I walked down the familiar street leading to my house; church street, yes, that was the name. It had been 6 months since I treaded that path, and fortunately, nothing had changed; on your left, the dentist’s office, with its slime green, slightly browned walls still remained the first thing you would see on entering the street. I always wondered who could have chosen such a terrible colour for an office, but I lived in Lagos; anything goes. The next shop was Mama Jennifer’s shop; I wonder where Jennifer was now, I quite missed our unspoken rivalry. Her mother sold baby things and children clothes, from pampers to feeding bottles to children shoes, she had it all.
Then came the food stalls, the tomato seller, with her tiny, almost rotten tomatoes, beckoning unto people with tales of “ah! Ko ti baje oo! Mo sese ra lana”. She said that everyday. Next was the confectioners store, well, no one actually called them that, we just referred to them as “snacks people”. I really missed this place. While I took a walk down the road, greetings were showered on me from all sides of the street.
“Cheii! Nwam oo! How have you been? You’ve added weight oo”
“My daughter! You are back? How’s school?”
I grew up here, I watched many of these shops come to being, saw the birth of children, marriage of lovers, and on few occasions, the collapse of some enterprises; basically, this was my home, my people.
I finally stopped by my favourite stall. “Mama Ifeoma, good afternoon oo, I just waka come your side, make I just show face small, tell you say I don come back from school”. My pidgin was incredulous, but at least I could communicate what it was I had to say.
“Eehwooh! Papa Ifeoma, come see Ekene wey dey go secondary school for our backyard here oo! See as she don big finish!” Mama Ifeoma was like that, very dramatic, but it was all part of her charm which I enjoyed so much. She took me into a fierce embrace, practically squeezing all the fat I accrued over my six months in the U.S.
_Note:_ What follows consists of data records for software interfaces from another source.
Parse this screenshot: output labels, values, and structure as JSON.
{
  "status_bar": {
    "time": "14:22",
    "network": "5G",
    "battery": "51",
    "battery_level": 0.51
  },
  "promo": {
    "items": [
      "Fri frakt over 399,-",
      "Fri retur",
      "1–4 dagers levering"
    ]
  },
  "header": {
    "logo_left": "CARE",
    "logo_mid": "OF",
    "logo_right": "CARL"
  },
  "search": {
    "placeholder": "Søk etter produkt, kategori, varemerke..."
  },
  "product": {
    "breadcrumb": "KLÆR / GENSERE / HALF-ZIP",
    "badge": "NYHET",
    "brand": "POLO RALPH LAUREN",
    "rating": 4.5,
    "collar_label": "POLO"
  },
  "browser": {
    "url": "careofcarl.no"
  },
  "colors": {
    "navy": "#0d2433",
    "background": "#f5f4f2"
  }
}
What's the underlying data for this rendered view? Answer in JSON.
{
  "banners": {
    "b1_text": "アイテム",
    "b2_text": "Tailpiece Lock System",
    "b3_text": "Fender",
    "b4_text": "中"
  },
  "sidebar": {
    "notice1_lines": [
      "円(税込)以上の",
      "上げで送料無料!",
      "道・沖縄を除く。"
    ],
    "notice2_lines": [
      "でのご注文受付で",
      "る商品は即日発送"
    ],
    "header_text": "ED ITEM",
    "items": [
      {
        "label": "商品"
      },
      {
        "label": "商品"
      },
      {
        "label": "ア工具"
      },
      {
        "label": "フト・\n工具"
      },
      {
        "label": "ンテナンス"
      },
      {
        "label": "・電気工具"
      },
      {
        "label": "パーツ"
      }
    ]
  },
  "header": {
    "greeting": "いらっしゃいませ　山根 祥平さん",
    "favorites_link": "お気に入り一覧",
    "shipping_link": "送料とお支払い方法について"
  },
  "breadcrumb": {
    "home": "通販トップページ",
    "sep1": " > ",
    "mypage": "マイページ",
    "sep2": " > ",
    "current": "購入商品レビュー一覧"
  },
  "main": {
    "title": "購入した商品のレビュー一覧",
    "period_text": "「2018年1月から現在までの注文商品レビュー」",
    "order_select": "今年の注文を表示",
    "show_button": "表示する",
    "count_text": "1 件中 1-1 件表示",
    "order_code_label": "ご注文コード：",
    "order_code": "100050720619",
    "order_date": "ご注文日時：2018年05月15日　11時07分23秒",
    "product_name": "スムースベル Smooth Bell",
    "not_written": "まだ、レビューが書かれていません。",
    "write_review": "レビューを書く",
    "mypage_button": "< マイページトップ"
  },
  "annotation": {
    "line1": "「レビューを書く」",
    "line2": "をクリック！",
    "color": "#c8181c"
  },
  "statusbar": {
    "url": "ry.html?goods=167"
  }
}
She gave me a once over, and finally speaking, she said “all this ndi ocha food you dey chop no good for you oo, see as your colour no dey shine again. Oya, take this pepper soup leaves, cook am, drink am, your colour go come back, chap chap” she emphasised that last part by snapping her fingers rapidly twice. “Thank you ma ooo!” I replied politely as I took my leave. “Greet your mother for me oo, tell her say I dey come sew clothes for her hand”, she shouted as I left her shop. I laughed heartily. Mama Ifeoma always said that, but she never came, she didn’t even know where precisely I lived. This is where I am from, a closely knit community that takes care of its inhabitants, that don’t know precisely where you live, but are more than willing to invite you into their homes. My support system.
Do you have a support system? A small group of people that are constantly there for you, and even when they are not there, you are assured of their unwavering support? If you do have that luxury, I’m glad, and if you don’t, I hope that one day, you would have something as beautiful as that.